Gods, Heroes and Men of Ancient Greece: Mythology’s Great Tales of Valor and Romance is a 1934 book of Greek mythology by W. H. D. Rouse, who was known for pioneering the Direct Method of teaching Greek and Latin in
Gods, Heroes and Men of Ancient Greece has been heavily edited for content and length. The book is only 200 pages, which isn’t enough space for half of these stories. Some of the tales are completely butchered; there’s so much left out of Odysseus’s story, for example, that one wonders why Rouse bothered with it in the first place. At times, Rouse rushes through stories and recounts events in a dry, history book way that completely robs these tales of their charm and appeal.

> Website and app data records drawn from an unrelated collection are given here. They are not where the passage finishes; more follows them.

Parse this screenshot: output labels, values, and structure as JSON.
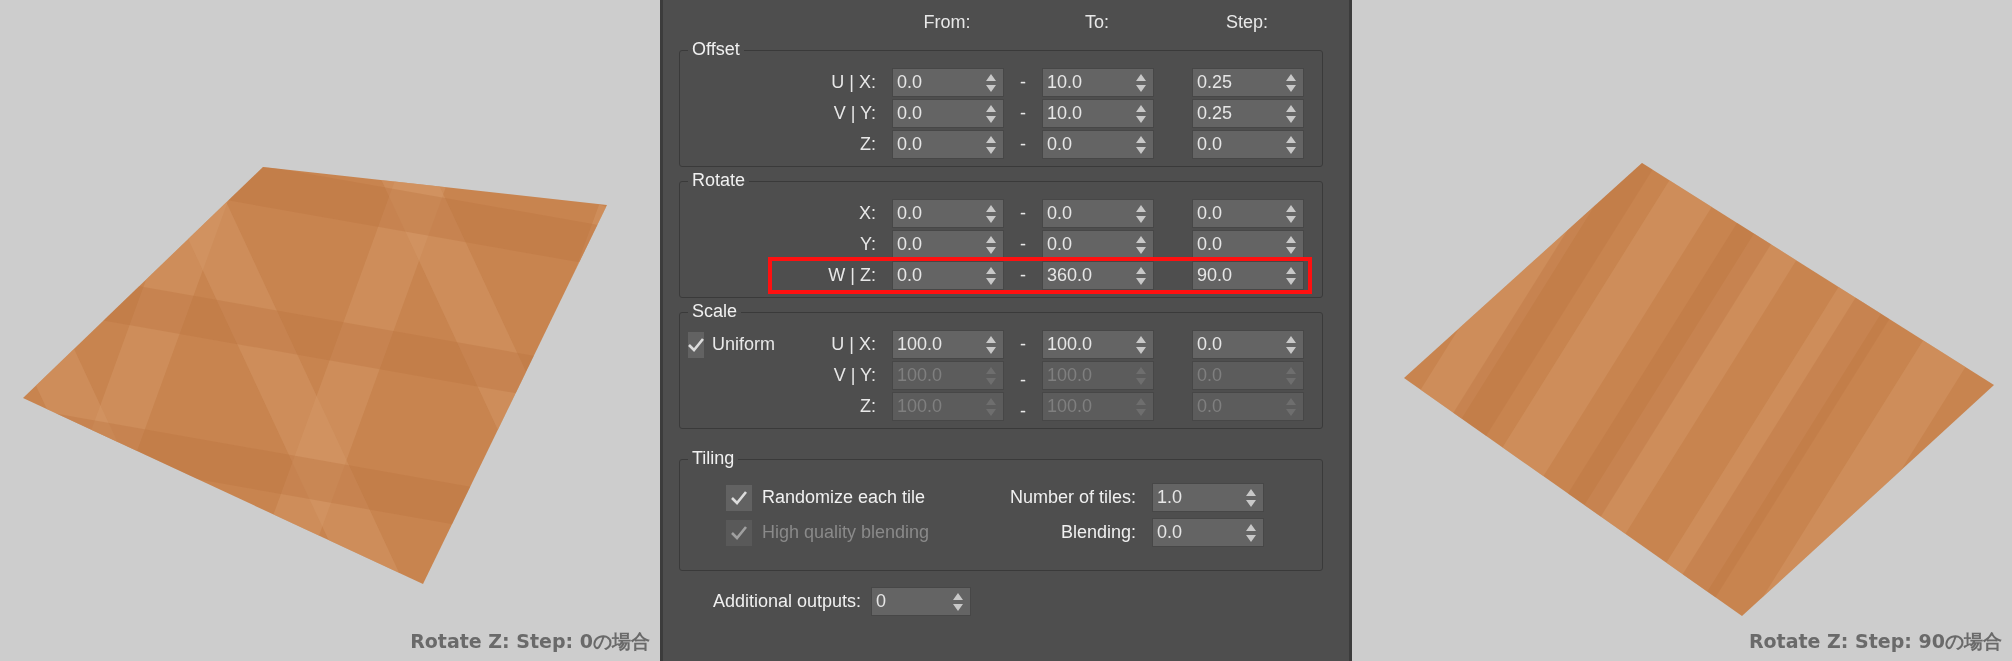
{
  "viewports": [
    {
      "caption": "Rotate Z: Step: 0の場合"
    },
    {
      "caption": "Rotate Z: Step: 90の場合"
    }
  ],
  "panel": {
    "column_headers": [
      "From:",
      "To:",
      "Step:"
    ],
    "groups": [
      {
        "title": "Offset",
        "rows": [
          {
            "label": "U | X:",
            "from": "0.0",
            "separator": "-",
            "to": "10.0",
            "step": "0.25",
            "disabled": false,
            "highlighted": false
          },
          {
            "label": "V | Y:",
            "from": "0.0",
            "separator": "-",
            "to": "10.0",
            "step": "0.25",
            "disabled": false,
            "highlighted": false
          },
          {
            "label": "Z:",
            "from": "0.0",
            "separator": "-",
            "to": "0.0",
            "step": "0.0",
            "disabled": false,
            "highlighted": false
          }
        ]
      },
      {
        "title": "Rotate",
        "rows": [
          {
            "label": "X:",
            "from": "0.0",
            "separator": "-",
            "to": "0.0",
            "step": "0.0",
            "disabled": false,
            "highlighted": false
          },
          {
            "label": "Y:",
            "from": "0.0",
            "separator": "-",
            "to": "0.0",
            "step": "0.0",
            "disabled": false,
            "highlighted": false
          },
          {
            "label": "W | Z:",
            "from": "0.0",
            "separator": "-",
            "to": "360.0",
            "step": "90.0",
            "disabled": false,
            "highlighted": true
          }
        ]
      },
      {
        "title": "Scale",
        "uniform": {
          "label": "Uniform",
          "checked": true
        },
        "rows": [
          {
            "label": "U | X:",
            "from": "100.0",
            "separator": "-",
            "to": "100.0",
            "step": "0.0",
            "disabled": false,
            "highlighted": false
          },
          {
            "label": "V | Y:",
            "from": "100.0",
            "separator": "-",
            "to": "100.0",
            "step": "0.0",
            "disabled": true,
            "highlighted": false
          },
          {
            "label": "Z:",
            "from": "100.0",
            "separator": "-",
            "to": "100.0",
            "step": "0.0",
            "disabled": true,
            "highlighted": false
          }
        ]
      }
    ],
    "tiling": {
      "title": "Tiling",
      "rows": [
        {
          "checkbox": {
            "label": "Randomize each tile",
            "checked": true,
            "disabled": false
          },
          "spinner": {
            "label": "Number of tiles:",
            "value": "1.0"
          }
        },
        {
          "checkbox": {
            "label": "High quality blending",
            "checked": true,
            "disabled": true
          },
          "spinner": {
            "label": "Blending:",
            "value": "0.0"
          }
        }
      ]
    },
    "additional_outputs": {
      "label": "Additional outputs:",
      "value": "0"
    }
  }
}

Rouse doesn’t tell the stories in the most coherent fashion – not that the reader can’t follow what is going on, but Rouse often leaves out characters’ motivations for doing things. He will trudge through a pedestrian narrative only to omit some of the most interesting parts of many of these stories, as well as explanations for why or how things happened. Frequently the reader will reach the part of a story where he expects the payoff, only for Rouse to say, as he often does, “I can’t tell you about that now.”
This book includes commentary from the author in the text (example: “You see, Achilles and King Agamemnon had both lost their temper. I do not make any excuse for either of them; I am just telling the story.”). Few of his observations are particularly astute or clever, and almost none of them would be necessary if he had done a better job telling the story.

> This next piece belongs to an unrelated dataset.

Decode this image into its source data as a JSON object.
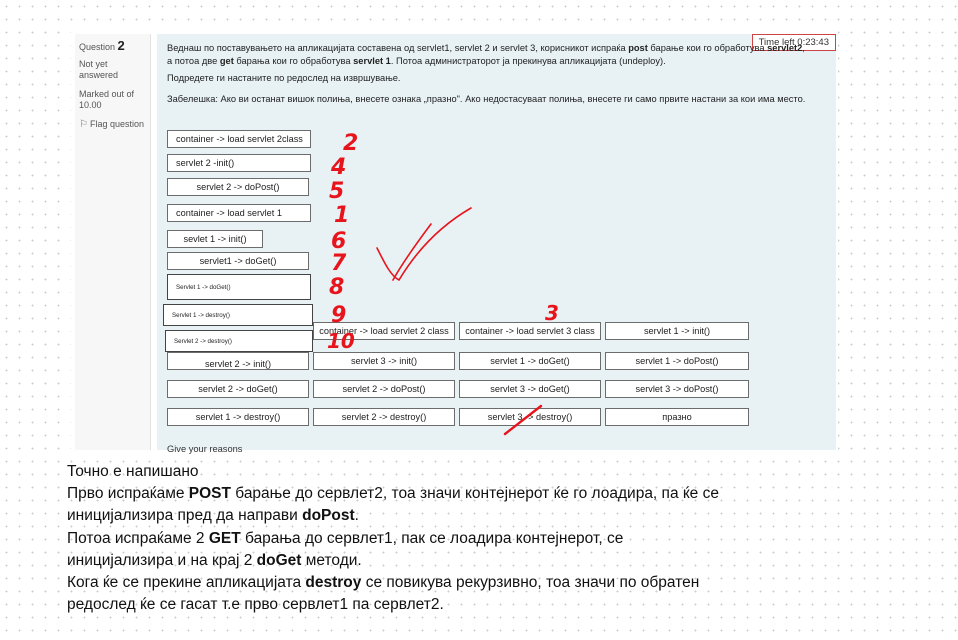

In the best books of mythology, a writer breathes life into the ancient stories. Rouse, conversely, has made them dry and tedious. There’s no real need to be lenient here because there are a million books on Greek mythology, for every target audience, and it shouldn’t be difficult to find a better one than Gods, Heroes and Men of Ancient
, which is frustratingly poor. Greece